Activity
Each line of the records is to be copied verbatim.

Record excerpts
┄┄┄┄┄┄

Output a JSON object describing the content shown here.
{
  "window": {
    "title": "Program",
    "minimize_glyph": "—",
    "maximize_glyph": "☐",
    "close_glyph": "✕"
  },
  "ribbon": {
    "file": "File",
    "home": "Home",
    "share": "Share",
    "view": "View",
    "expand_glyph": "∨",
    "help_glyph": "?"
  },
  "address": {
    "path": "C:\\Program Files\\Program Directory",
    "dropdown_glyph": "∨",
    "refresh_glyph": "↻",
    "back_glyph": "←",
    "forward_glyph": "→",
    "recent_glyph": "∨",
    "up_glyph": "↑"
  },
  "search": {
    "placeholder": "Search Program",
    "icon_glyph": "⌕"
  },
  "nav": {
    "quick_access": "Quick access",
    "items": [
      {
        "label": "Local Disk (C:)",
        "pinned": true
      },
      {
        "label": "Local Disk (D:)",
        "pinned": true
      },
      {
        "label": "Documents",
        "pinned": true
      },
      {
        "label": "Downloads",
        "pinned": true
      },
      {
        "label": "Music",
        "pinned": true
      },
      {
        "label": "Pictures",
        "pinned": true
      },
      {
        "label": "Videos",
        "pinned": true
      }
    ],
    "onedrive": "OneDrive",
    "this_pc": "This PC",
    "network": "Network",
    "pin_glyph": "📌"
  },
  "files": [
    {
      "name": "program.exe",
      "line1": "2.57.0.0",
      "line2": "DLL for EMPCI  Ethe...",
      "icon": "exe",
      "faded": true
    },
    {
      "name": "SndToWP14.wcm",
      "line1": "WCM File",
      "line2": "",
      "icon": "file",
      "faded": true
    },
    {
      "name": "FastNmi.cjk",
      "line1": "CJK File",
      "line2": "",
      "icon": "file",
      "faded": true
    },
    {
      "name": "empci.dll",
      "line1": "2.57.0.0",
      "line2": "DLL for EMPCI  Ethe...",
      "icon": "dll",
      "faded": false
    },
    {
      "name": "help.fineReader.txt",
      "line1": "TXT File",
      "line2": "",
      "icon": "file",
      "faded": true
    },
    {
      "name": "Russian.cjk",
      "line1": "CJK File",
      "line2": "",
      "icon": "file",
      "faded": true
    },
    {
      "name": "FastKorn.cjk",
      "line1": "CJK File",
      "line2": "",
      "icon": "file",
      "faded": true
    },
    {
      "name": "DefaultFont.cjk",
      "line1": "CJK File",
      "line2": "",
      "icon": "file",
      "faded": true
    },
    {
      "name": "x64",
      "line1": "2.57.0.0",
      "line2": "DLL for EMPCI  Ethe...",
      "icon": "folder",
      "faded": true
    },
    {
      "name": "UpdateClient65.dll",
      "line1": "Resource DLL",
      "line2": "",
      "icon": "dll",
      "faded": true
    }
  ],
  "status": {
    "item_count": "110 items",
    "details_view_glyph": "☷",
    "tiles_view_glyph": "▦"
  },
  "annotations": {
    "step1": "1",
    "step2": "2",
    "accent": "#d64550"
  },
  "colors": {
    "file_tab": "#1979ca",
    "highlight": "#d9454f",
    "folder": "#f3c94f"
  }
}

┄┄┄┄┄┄

Exercise answer
Output a JSON object describing the content shown here.
{
  "window": {
    "title": "Program",
    "minimize_glyph": "—",
    "maximize_glyph": "☐",
    "close_glyph": "✕"
  },
  "ribbon": {
    "file": "File",
    "home": "Home",
    "share": "Share",
    "view": "View",
    "expand_glyph": "∨",
    "help_glyph": "?"
  },
  "address": {
    "path": "C:\\Program Files\\Program Directory",
    "dropdown_glyph": "∨",
    "refresh_glyph": "↻",
    "back_glyph": "←",
    "forward_glyph": "→",
    "recent_glyph": "∨",
    "up_glyph": "↑"
  },
  "search": {
    "placeholder": "Search Program",
    "icon_glyph": "⌕"
  },
  "nav": {
    "quick_access": "Quick access",
    "items": [
      {
        "label": "Local Disk (C:)",
        "pinned": true
      },
      {
        "label": "Local Disk (D:)",
        "pinned": true
      },
      {
        "label": "Documents",
        "pinned": true
      },
      {
        "label": "Downloads",
        "pinned": true
      },
      {
        "label": "Music",
        "pinned": true
      },
      {
        "label": "Pictures",
        "pinned": true
      },
      {
        "label": "Videos",
        "pinned": true
      }
    ],
    "onedrive": "OneDrive",
    "this_pc": "This PC",
    "network": "Network",
    "pin_glyph": "📌"
  },
  "files": [
    {
      "name": "program.exe",
      "line1": "2.57.0.0",
      "line2": "DLL for EMPCI  Ethe...",
      "icon": "exe",
      "faded": true
    },
    {
      "name": "SndToWP14.wcm",
      "line1": "WCM File",
      "line2": "",
      "icon": "file",
      "faded": true
    },
    {
      "name": "FastNmi.cjk",
      "line1": "CJK File",
      "line2": "",
      "icon": "file",
      "faded": true
    },
    {
      "name": "empci.dll",
      "line1": "2.57.0.0",
      "line2": "DLL for EMPCI  Ethe...",
      "icon": "dll",
      "faded": false
    },
    {
      "name": "help.fineReader.txt",
      "line1": "TXT File",
      "line2": "",
      "icon": "file",
      "faded": true
    },
    {
      "name": "Russian.cjk",
      "line1": "CJK File",
      "line2": "",
      "icon": "file",
      "faded": true
    },
    {
      "name": "FastKorn.cjk",
      "line1": "CJK File",
      "line2": "",
      "icon": "file",
      "faded": true
    },
    {
      "name": "DefaultFont.cjk",
      "line1": "CJK File",
      "line2": "",
      "icon": "file",
      "faded": true
    },
    {
      "name": "x64",
      "line1": "2.57.0.0",
      "line2": "DLL for EMPCI  Ethe...",
      "icon": "folder",
      "faded": true
    },
    {
      "name": "UpdateClient65.dll",
      "line1": "Resource DLL",
      "line2": "",
      "icon": "dll",
      "faded": true
    }
  ],
  "status": {
    "item_count": "110 items",
    "details_view_glyph": "☷",
    "tiles_view_glyph": "▦"
  },
  "annotations": {
    "step1": "1",
    "step2": "2",
    "accent": "#d64550"
  },
  "colors": {
    "file_tab": "#1979ca",
    "highlight": "#d9454f",
    "folder": "#f3c94f"
  }
}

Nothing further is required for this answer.